* _DATA TO EXAMINE_:
---
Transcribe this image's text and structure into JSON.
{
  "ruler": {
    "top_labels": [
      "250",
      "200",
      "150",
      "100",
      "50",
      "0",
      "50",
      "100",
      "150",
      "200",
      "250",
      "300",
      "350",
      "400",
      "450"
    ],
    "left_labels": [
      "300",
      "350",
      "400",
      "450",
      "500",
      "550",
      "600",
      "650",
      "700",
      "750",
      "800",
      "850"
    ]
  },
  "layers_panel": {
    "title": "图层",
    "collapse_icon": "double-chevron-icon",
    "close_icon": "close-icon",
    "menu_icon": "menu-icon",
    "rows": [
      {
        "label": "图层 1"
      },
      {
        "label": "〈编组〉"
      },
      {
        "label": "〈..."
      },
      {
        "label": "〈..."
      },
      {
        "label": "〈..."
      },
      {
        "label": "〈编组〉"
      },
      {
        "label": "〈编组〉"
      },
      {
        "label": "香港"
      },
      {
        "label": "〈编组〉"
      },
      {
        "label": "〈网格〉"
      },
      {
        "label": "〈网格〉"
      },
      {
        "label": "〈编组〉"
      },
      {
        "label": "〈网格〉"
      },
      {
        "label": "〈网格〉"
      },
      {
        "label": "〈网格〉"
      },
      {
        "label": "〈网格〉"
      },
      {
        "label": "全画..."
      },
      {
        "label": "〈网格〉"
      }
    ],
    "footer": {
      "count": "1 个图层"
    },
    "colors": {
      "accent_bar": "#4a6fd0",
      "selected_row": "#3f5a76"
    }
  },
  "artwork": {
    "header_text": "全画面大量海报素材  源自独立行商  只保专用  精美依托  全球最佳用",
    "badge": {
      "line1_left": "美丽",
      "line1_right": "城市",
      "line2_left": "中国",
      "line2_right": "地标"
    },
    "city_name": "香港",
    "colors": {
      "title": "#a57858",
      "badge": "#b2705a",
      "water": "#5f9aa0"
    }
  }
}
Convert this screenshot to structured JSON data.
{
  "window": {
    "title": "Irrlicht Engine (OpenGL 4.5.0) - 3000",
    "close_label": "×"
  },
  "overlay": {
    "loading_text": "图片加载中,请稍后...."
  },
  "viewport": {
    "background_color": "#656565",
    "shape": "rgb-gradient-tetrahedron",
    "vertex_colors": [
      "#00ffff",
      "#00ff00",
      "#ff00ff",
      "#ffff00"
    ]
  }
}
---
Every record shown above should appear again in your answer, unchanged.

Transcribe this image's text and structure into JSON.
{
  "ruler": {
    "top_labels": [
      "250",
      "200",
      "150",
      "100",
      "50",
      "0",
      "50",
      "100",
      "150",
      "200",
      "250",
      "300",
      "350",
      "400",
      "450"
    ],
    "left_labels": [
      "300",
      "350",
      "400",
      "450",
      "500",
      "550",
      "600",
      "650",
      "700",
      "750",
      "800",
      "850"
    ]
  },
  "layers_panel": {
    "title": "图层",
    "collapse_icon": "double-chevron-icon",
    "close_icon": "close-icon",
    "menu_icon": "menu-icon",
    "rows": [
      {
        "label": "图层 1"
      },
      {
        "label": "〈编组〉"
      },
      {
        "label": "〈..."
      },
      {
        "label": "〈..."
      },
      {
        "label": "〈..."
      },
      {
        "label": "〈编组〉"
      },
      {
        "label": "〈编组〉"
      },
      {
        "label": "香港"
      },
      {
        "label": "〈编组〉"
      },
      {
        "label": "〈网格〉"
      },
      {
        "label": "〈网格〉"
      },
      {
        "label": "〈编组〉"
      },
      {
        "label": "〈网格〉"
      },
      {
        "label": "〈网格〉"
      },
      {
        "label": "〈网格〉"
      },
      {
        "label": "〈网格〉"
      },
      {
        "label": "全画..."
      },
      {
        "label": "〈网格〉"
      }
    ],
    "footer": {
      "count": "1 个图层"
    },
    "colors": {
      "accent_bar": "#4a6fd0",
      "selected_row": "#3f5a76"
    }
  },
  "artwork": {
    "header_text": "全画面大量海报素材  源自独立行商  只保专用  精美依托  全球最佳用",
    "badge": {
      "line1_left": "美丽",
      "line1_right": "城市",
      "line2_left": "中国",
      "line2_right": "地标"
    },
    "city_name": "香港",
    "colors": {
      "title": "#a57858",
      "badge": "#b2705a",
      "water": "#5f9aa0"
    }
  }
}
Convert this screenshot to structured JSON data.
{
  "window": {
    "title": "Irrlicht Engine (OpenGL 4.5.0) - 3000",
    "close_label": "×"
  },
  "overlay": {
    "loading_text": "图片加载中,请稍后...."
  },
  "viewport": {
    "background_color": "#656565",
    "shape": "rgb-gradient-tetrahedron",
    "vertex_colors": [
      "#00ffff",
      "#00ff00",
      "#ff00ff",
      "#ffff00"
    ]
  }
}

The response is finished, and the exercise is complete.